Assignment: Show every line from the entries that follow which holds the word "this".

Data provided:

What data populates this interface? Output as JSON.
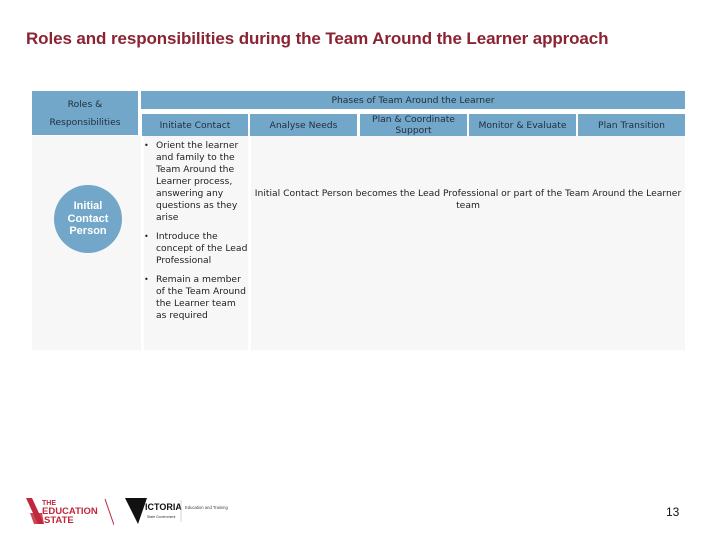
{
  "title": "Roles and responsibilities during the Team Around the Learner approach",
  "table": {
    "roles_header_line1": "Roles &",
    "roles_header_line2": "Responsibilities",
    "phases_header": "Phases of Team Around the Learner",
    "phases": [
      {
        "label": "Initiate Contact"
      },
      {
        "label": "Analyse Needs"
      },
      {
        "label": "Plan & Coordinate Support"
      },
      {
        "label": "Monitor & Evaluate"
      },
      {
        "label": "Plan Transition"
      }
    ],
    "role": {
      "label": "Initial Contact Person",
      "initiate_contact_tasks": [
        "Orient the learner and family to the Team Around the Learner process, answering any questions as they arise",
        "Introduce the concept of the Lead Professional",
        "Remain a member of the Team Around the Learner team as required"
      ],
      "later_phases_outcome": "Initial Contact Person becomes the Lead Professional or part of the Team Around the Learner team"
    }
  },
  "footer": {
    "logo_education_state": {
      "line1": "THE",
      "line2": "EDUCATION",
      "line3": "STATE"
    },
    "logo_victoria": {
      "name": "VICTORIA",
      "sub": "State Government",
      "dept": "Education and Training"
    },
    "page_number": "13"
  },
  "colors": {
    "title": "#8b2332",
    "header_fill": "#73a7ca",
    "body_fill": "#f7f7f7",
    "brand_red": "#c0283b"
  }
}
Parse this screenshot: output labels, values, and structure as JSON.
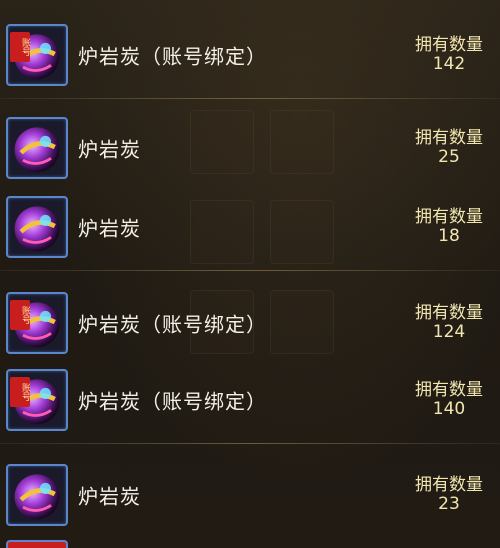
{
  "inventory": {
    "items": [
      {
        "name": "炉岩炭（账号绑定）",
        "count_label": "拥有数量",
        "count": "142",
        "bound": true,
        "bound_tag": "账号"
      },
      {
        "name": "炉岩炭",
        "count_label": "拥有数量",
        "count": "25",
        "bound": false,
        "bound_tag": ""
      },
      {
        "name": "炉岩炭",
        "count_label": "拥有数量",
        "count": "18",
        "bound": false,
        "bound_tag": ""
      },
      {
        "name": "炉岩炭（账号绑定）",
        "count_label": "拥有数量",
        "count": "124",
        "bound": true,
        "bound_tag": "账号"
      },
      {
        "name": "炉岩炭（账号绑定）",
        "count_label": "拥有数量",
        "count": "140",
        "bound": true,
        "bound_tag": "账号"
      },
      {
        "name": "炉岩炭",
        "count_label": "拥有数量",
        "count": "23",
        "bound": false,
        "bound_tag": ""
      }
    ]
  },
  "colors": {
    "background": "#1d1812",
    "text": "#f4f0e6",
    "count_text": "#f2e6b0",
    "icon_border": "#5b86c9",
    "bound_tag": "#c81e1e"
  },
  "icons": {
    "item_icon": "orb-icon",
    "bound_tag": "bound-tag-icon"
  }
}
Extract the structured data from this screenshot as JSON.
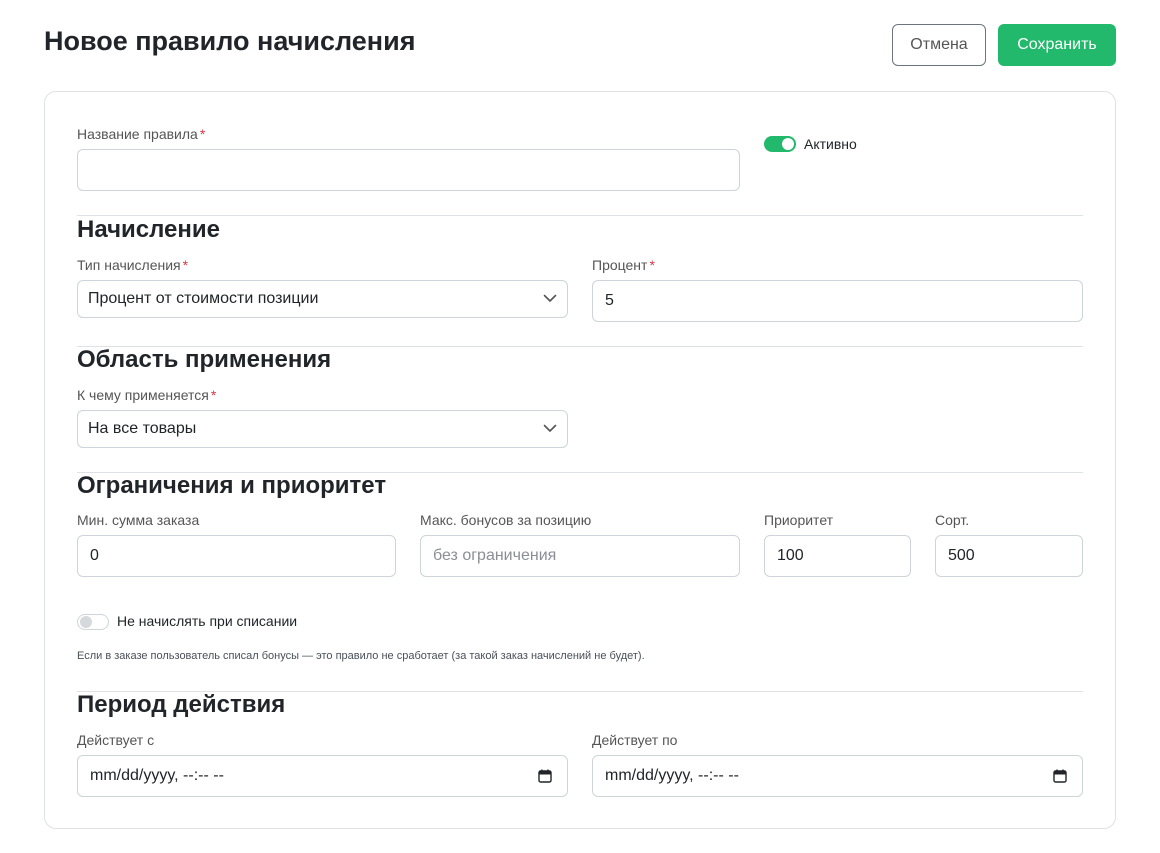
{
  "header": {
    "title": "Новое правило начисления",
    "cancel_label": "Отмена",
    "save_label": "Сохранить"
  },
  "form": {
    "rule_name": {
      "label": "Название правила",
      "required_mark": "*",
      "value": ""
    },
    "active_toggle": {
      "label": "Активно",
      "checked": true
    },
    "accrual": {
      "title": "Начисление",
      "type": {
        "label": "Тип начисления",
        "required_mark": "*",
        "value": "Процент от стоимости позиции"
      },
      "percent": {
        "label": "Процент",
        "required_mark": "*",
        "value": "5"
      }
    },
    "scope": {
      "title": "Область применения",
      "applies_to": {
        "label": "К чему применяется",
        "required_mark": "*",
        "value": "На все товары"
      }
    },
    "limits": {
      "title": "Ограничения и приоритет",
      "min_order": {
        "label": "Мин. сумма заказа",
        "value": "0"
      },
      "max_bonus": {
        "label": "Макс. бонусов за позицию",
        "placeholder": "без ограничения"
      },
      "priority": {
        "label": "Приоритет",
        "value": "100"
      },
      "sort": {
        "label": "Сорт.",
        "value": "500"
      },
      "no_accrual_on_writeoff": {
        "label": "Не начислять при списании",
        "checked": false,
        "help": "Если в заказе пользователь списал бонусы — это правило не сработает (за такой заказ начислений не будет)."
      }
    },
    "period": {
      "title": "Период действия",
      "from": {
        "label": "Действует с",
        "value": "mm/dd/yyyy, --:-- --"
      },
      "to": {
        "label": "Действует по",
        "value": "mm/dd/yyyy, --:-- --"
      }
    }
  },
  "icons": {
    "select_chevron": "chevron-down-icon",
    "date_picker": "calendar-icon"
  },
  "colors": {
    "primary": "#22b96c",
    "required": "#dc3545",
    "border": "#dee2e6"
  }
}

Written response:
What data populates this interface? Output as JSON.
Parse this screenshot: output labels, values, and structure as JSON.
Extract the structured data from this screenshot as JSON.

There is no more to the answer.